> _What is being asked_
The answer should be each line of the records that contains the word "camera"; please copy them all.

Extracted records:
::::::::

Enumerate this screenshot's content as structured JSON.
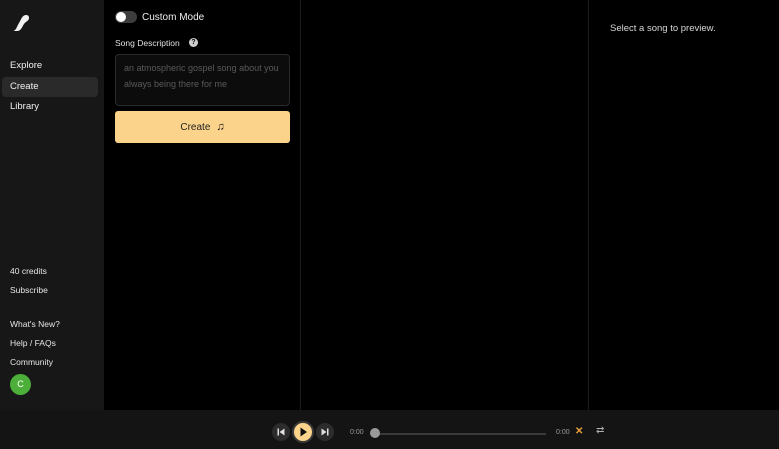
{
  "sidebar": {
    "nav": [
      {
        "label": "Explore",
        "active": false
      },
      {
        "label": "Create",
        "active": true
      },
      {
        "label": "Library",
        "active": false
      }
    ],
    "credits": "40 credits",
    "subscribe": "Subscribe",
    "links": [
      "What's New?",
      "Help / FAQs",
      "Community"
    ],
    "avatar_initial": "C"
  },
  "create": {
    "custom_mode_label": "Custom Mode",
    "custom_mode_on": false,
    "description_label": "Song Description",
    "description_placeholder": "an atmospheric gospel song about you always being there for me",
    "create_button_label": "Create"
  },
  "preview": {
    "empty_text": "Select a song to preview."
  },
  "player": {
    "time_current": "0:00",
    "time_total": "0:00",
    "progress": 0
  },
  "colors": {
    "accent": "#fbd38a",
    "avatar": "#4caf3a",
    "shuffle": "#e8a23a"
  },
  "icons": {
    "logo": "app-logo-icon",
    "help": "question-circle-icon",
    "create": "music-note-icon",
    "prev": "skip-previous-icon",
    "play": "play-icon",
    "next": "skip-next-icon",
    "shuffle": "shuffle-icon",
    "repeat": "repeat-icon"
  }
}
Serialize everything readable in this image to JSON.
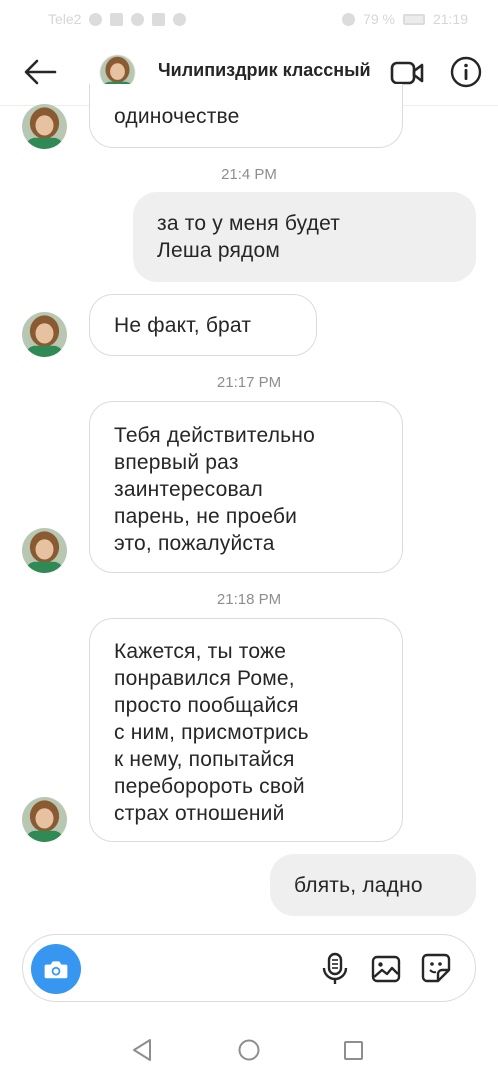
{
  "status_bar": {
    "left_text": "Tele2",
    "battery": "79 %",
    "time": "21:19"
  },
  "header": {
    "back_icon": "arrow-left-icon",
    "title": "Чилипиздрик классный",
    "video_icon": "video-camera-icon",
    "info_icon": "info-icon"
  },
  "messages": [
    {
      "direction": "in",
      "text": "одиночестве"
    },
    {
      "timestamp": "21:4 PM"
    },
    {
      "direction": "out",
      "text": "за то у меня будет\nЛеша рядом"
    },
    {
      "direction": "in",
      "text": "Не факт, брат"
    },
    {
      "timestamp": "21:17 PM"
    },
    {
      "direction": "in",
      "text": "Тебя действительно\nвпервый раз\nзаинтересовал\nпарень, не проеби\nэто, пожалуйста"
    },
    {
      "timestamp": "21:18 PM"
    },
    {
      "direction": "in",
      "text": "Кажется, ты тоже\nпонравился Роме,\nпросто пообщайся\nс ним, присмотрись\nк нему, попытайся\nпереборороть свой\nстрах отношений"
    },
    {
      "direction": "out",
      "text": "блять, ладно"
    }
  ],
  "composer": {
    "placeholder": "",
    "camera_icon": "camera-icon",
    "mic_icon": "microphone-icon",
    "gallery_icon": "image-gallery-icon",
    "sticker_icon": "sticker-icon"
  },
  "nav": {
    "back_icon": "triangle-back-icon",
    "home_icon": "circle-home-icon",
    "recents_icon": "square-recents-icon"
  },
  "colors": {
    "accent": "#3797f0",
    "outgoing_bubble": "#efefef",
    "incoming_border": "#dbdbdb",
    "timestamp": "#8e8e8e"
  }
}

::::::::

> _Response area_
    "video_icon": "video-camera-icon",
    "camera_icon": "camera-icon",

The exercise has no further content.